PDF
__soton.ac.uk_ude_PersonalFiles_Users_slb1_mydocuments_Spanton.pdf - Other
Restricted to Repository staff only

More information

Published date: July 2013
Organisations: University of Southampton, Electronics & Computer Science

Identifiers

Local EPrints ID: 355888
URI: https://eprints.soton.ac.uk/id/eprint/355888
PURE UUID: 85cd99df-830d-4696-826e-46224d975848

Catalogue record

Date deposited: 13 Jan 2014 14:14
Last modified: 18 Jul 2017 03:43

Export record

Contributors

Author: Robert Spanton
Thesis advisor: Klaus-Peter Zauner

University divisions

Download statistics

Downloads from ePrints over the past year.
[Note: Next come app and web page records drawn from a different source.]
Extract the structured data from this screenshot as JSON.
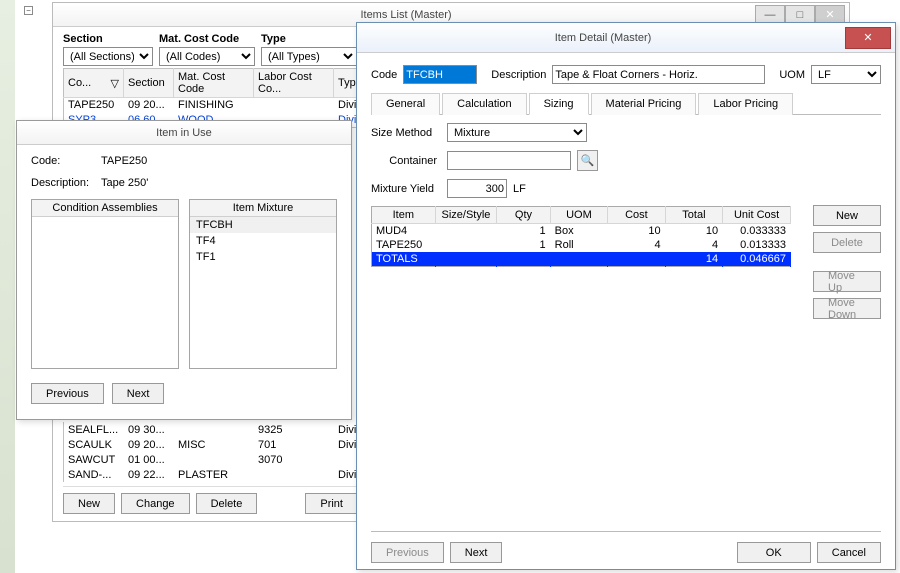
{
  "items_list": {
    "title": "Items List (Master)",
    "filters": {
      "section_label": "Section",
      "section_value": "(All Sections)",
      "cost_label": "Mat. Cost Code",
      "cost_value": "(All Codes)",
      "type_label": "Type",
      "type_value": "(All Types)"
    },
    "headers": {
      "code": "Co...",
      "section": "Section",
      "mat": "Mat. Cost Code",
      "labor": "Labor Cost Co...",
      "type": "Type"
    },
    "rows_top": [
      {
        "code": "TAPE250",
        "section": "09 20...",
        "mat": "FINISHING",
        "labor": "",
        "type": "Divisio"
      },
      {
        "code": "SYP3",
        "section": "06 60...",
        "mat": "WOOD",
        "labor": "",
        "type": "Divisio",
        "link": true
      }
    ],
    "rows_bottom": [
      {
        "code": "SEALFL...",
        "section": "09 30...",
        "mat": "",
        "labor": "9325",
        "type": "Divisio"
      },
      {
        "code": "SCAULK",
        "section": "09 20...",
        "mat": "MISC",
        "labor": "701",
        "type": "Divisio"
      },
      {
        "code": "SAWCUT",
        "section": "01 00...",
        "mat": "",
        "labor": "3070",
        "type": ""
      },
      {
        "code": "SAND-...",
        "section": "09 22...",
        "mat": "PLASTER",
        "labor": "",
        "type": "Divisio"
      }
    ],
    "buttons": {
      "new": "New",
      "change": "Change",
      "delete": "Delete",
      "print": "Print"
    }
  },
  "item_in_use": {
    "title": "Item in Use",
    "code_label": "Code:",
    "code_value": "TAPE250",
    "desc_label": "Description:",
    "desc_value": "Tape 250'",
    "list1_title": "Condition Assemblies",
    "list2_title": "Item Mixture",
    "mixture": [
      "TFCBH",
      "TF4",
      "TF1"
    ],
    "previous": "Previous",
    "next": "Next"
  },
  "item_detail": {
    "title": "Item Detail (Master)",
    "code_label": "Code",
    "code_value": "TFCBH",
    "desc_label": "Description",
    "desc_value": "Tape & Float Corners - Horiz.",
    "uom_label": "UOM",
    "uom_value": "LF",
    "tabs": {
      "general": "General",
      "calculation": "Calculation",
      "sizing": "Sizing",
      "material": "Material Pricing",
      "labor": "Labor Pricing"
    },
    "size_method_label": "Size Method",
    "size_method_value": "Mixture",
    "container_label": "Container",
    "container_value": "",
    "yield_label": "Mixture Yield",
    "yield_value": "300",
    "yield_uom": "LF",
    "grid_headers": {
      "item": "Item",
      "size": "Size/Style",
      "qty": "Qty",
      "uom": "UOM",
      "cost": "Cost",
      "total": "Total",
      "unitcost": "Unit Cost"
    },
    "rows": [
      {
        "item": "MUD4",
        "size": "",
        "qty": "1",
        "uom": "Box",
        "cost": "10",
        "total": "10",
        "unit": "0.033333"
      },
      {
        "item": "TAPE250",
        "size": "",
        "qty": "1",
        "uom": "Roll",
        "cost": "4",
        "total": "4",
        "unit": "0.013333"
      }
    ],
    "totals": {
      "label": "TOTALS",
      "total": "14",
      "unit": "0.046667"
    },
    "side": {
      "new": "New",
      "delete": "Delete",
      "moveup": "Move Up",
      "movedown": "Move Down"
    },
    "previous": "Previous",
    "next": "Next",
    "ok": "OK",
    "cancel": "Cancel"
  }
}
Other digital versions may also be available to download e.g. from the publisher's website.

View more statistics

Atom RSS 1.0 RSS 2.0

Contact ePrints Soton: eprints@soton.ac.uk

ePrints Soton supports OAI 2.0 with a base URL of https://eprints.soton.ac.uk/cgi/oai2

This repository has been built using EPrints software, developed at the University of Southampton, but available to everyone to use.

We use cookies to ensure that we give you the best experience on our website. If you continue without changing your settings, we will assume that you are happy to receive cookies on the University of Southampton website.

×